▶ **Work instructions**
A word-for-word copy of the records is needed, with every picture left out.

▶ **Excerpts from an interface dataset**
────────

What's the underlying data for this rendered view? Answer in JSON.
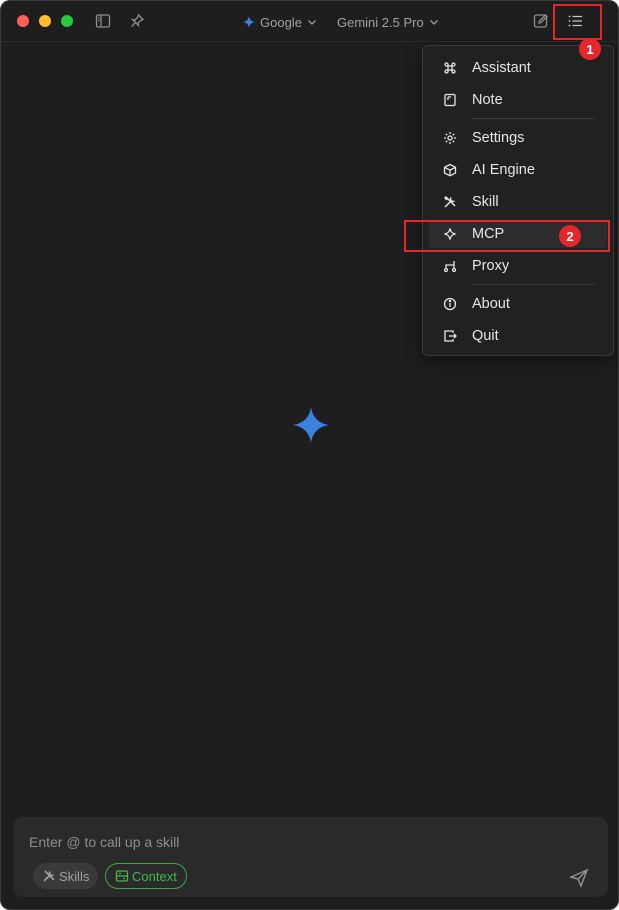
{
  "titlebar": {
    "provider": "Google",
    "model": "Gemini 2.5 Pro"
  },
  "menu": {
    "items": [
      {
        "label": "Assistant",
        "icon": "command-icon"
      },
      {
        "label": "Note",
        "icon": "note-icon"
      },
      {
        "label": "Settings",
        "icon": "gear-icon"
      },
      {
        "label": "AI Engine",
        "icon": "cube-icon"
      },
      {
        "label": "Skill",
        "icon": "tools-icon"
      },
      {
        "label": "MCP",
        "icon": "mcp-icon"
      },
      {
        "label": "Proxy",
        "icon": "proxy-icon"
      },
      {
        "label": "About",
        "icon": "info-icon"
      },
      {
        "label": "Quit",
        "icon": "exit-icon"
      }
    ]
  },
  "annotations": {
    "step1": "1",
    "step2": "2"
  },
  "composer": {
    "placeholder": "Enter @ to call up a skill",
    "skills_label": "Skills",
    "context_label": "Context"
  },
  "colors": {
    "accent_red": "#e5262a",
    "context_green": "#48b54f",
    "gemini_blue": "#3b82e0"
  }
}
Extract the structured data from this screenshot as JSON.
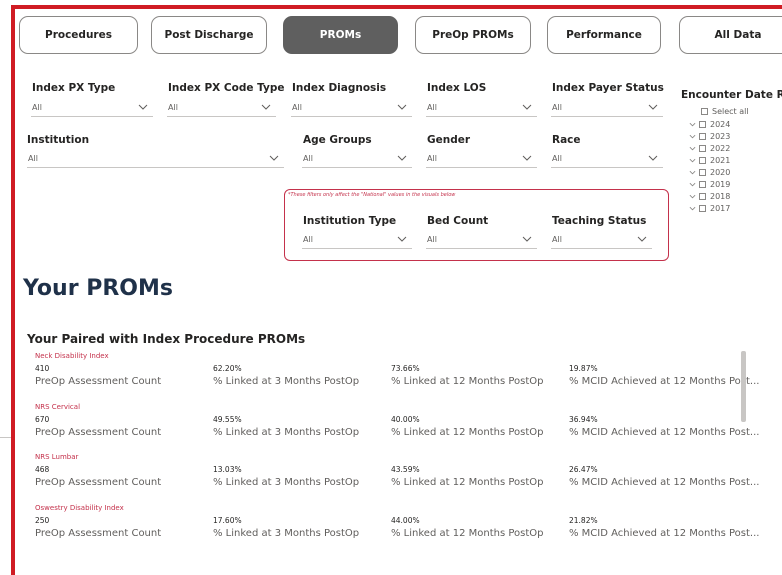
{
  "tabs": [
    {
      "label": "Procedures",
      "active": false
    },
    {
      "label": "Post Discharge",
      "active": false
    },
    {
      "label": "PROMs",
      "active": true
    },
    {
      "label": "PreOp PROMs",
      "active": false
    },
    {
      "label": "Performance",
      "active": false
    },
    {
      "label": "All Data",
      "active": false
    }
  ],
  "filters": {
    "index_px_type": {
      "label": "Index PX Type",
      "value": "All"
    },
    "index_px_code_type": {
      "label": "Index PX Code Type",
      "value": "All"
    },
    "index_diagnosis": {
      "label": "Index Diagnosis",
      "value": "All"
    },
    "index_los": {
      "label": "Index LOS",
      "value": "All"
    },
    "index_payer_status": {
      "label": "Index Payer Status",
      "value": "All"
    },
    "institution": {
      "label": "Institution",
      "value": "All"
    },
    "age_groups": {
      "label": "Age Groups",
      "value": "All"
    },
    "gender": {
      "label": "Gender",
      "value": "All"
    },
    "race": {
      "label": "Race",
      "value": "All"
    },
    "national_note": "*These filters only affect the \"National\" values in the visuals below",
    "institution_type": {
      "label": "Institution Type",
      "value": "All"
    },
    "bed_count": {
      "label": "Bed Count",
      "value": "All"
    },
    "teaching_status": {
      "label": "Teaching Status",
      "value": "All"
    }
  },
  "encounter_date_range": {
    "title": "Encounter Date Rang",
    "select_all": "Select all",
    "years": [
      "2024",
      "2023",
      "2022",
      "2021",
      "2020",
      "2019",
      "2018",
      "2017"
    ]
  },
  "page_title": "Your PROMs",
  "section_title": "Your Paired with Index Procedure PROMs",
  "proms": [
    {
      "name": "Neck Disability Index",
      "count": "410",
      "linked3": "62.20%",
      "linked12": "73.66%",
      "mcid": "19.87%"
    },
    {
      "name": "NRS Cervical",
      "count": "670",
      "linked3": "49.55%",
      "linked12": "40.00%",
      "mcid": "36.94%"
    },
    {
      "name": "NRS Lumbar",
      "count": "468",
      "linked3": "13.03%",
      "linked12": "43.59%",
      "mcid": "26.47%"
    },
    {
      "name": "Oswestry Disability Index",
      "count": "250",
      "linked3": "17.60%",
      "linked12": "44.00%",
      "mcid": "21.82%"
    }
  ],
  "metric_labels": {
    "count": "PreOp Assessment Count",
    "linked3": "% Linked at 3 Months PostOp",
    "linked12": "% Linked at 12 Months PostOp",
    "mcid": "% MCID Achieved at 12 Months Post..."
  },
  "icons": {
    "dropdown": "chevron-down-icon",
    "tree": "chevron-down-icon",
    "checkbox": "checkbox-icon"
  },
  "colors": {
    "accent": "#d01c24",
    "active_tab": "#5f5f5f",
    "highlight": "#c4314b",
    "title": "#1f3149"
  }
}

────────

▶ **Expected answer**
What's the underlying data for this rendered view? Answer in JSON.
{
  "titlebar": {
    "provider": "Google",
    "model": "Gemini 2.5 Pro"
  },
  "menu": {
    "items": [
      {
        "label": "Assistant",
        "icon": "command-icon"
      },
      {
        "label": "Note",
        "icon": "note-icon"
      },
      {
        "label": "Settings",
        "icon": "gear-icon"
      },
      {
        "label": "AI Engine",
        "icon": "cube-icon"
      },
      {
        "label": "Skill",
        "icon": "tools-icon"
      },
      {
        "label": "MCP",
        "icon": "mcp-icon"
      },
      {
        "label": "Proxy",
        "icon": "proxy-icon"
      },
      {
        "label": "About",
        "icon": "info-icon"
      },
      {
        "label": "Quit",
        "icon": "exit-icon"
      }
    ]
  },
  "annotations": {
    "step1": "1",
    "step2": "2"
  },
  "composer": {
    "placeholder": "Enter @ to call up a skill",
    "skills_label": "Skills",
    "context_label": "Context"
  },
  "colors": {
    "accent_red": "#e5262a",
    "context_green": "#48b54f",
    "gemini_blue": "#3b82e0"
  }
}
Extract the structured data from this screenshot as JSON.
{
  "tabs": [
    {
      "label": "Procedures",
      "active": false
    },
    {
      "label": "Post Discharge",
      "active": false
    },
    {
      "label": "PROMs",
      "active": true
    },
    {
      "label": "PreOp PROMs",
      "active": false
    },
    {
      "label": "Performance",
      "active": false
    },
    {
      "label": "All Data",
      "active": false
    }
  ],
  "filters": {
    "index_px_type": {
      "label": "Index PX Type",
      "value": "All"
    },
    "index_px_code_type": {
      "label": "Index PX Code Type",
      "value": "All"
    },
    "index_diagnosis": {
      "label": "Index Diagnosis",
      "value": "All"
    },
    "index_los": {
      "label": "Index LOS",
      "value": "All"
    },
    "index_payer_status": {
      "label": "Index Payer Status",
      "value": "All"
    },
    "institution": {
      "label": "Institution",
      "value": "All"
    },
    "age_groups": {
      "label": "Age Groups",
      "value": "All"
    },
    "gender": {
      "label": "Gender",
      "value": "All"
    },
    "race": {
      "label": "Race",
      "value": "All"
    },
    "national_note": "*These filters only affect the \"National\" values in the visuals below",
    "institution_type": {
      "label": "Institution Type",
      "value": "All"
    },
    "bed_count": {
      "label": "Bed Count",
      "value": "All"
    },
    "teaching_status": {
      "label": "Teaching Status",
      "value": "All"
    }
  },
  "encounter_date_range": {
    "title": "Encounter Date Rang",
    "select_all": "Select all",
    "years": [
      "2024",
      "2023",
      "2022",
      "2021",
      "2020",
      "2019",
      "2018",
      "2017"
    ]
  },
  "page_title": "Your PROMs",
  "section_title": "Your Paired with Index Procedure PROMs",
  "proms": [
    {
      "name": "Neck Disability Index",
      "count": "410",
      "linked3": "62.20%",
      "linked12": "73.66%",
      "mcid": "19.87%"
    },
    {
      "name": "NRS Cervical",
      "count": "670",
      "linked3": "49.55%",
      "linked12": "40.00%",
      "mcid": "36.94%"
    },
    {
      "name": "NRS Lumbar",
      "count": "468",
      "linked3": "13.03%",
      "linked12": "43.59%",
      "mcid": "26.47%"
    },
    {
      "name": "Oswestry Disability Index",
      "count": "250",
      "linked3": "17.60%",
      "linked12": "44.00%",
      "mcid": "21.82%"
    }
  ],
  "metric_labels": {
    "count": "PreOp Assessment Count",
    "linked3": "% Linked at 3 Months PostOp",
    "linked12": "% Linked at 12 Months PostOp",
    "mcid": "% MCID Achieved at 12 Months Post..."
  },
  "icons": {
    "dropdown": "chevron-down-icon",
    "tree": "chevron-down-icon",
    "checkbox": "checkbox-icon"
  },
  "colors": {
    "accent": "#d01c24",
    "active_tab": "#5f5f5f",
    "highlight": "#c4314b",
    "title": "#1f3149"
  }
}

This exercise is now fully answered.